Impairment of pressure-natriuresis and renal autoregulation in ANG II-infused hypertensive rats.Am J Physiol Renal Physiol. 2000 Aug; 279(2):F319-25.AJ

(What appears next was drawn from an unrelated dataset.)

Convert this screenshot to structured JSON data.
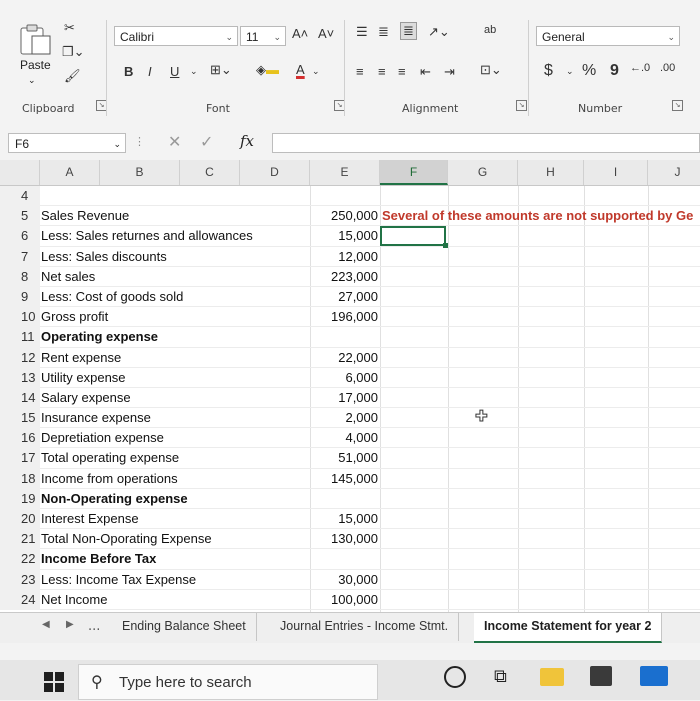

Chronic infusions of initially subpressor doses of angiotensin II (ANG II) lead to progressive hypertension over a 2-wk period and to augmented intrarenal ANG II levels. The present study was performed to investigate total renal blood flow (RBF) and medullary blood flow (MBF) autoregulatory behavior and pressure-natriuresis in ANG II-infused hypertensive rats and how these are modified by concomitant treatment with an ANG II AT(1) receptor antagonist. ANG II-infused rats (n = 27) were prepared by administration of ANG II at 60 ng/min via osmotic minipump for 13 days. Twelve of the ANG II-infused hypertensive rats were treated with losartan in the drinking water (30 mg. kg.(-1) day(-1)). Rats were anesthetized with pentobarbital sodium (50 mg/kg, ip) and prepared for renal function measurements. An aortic clamp was placed above the junction of the left renal artery to reduce renal arterial pressure. Autoregulatory responses for renal plasma flow, overall RBF, and glomerular filtration rate were impaired in ANG II-infused hypertensive rats; however, MBF autoregulation was not disrupted. Most strikingly, pressure-natriuresis was markedly suppressed in ANG II-infused hypertensive rats. Chronic treatment with losartan prevented the impairment of the pressure-natriuresis relationship caused by chronic ANG II infusion. These findings demonstrate that chronic ANG II infusion leads to marked impairment of sodium excretion and suppression of the pressure-natriuresis relationship, which may contribute to the progressive hypertension that occurs in this model. These renal effects are prevented by simultaneous treatment with an AT(1) receptor blocker.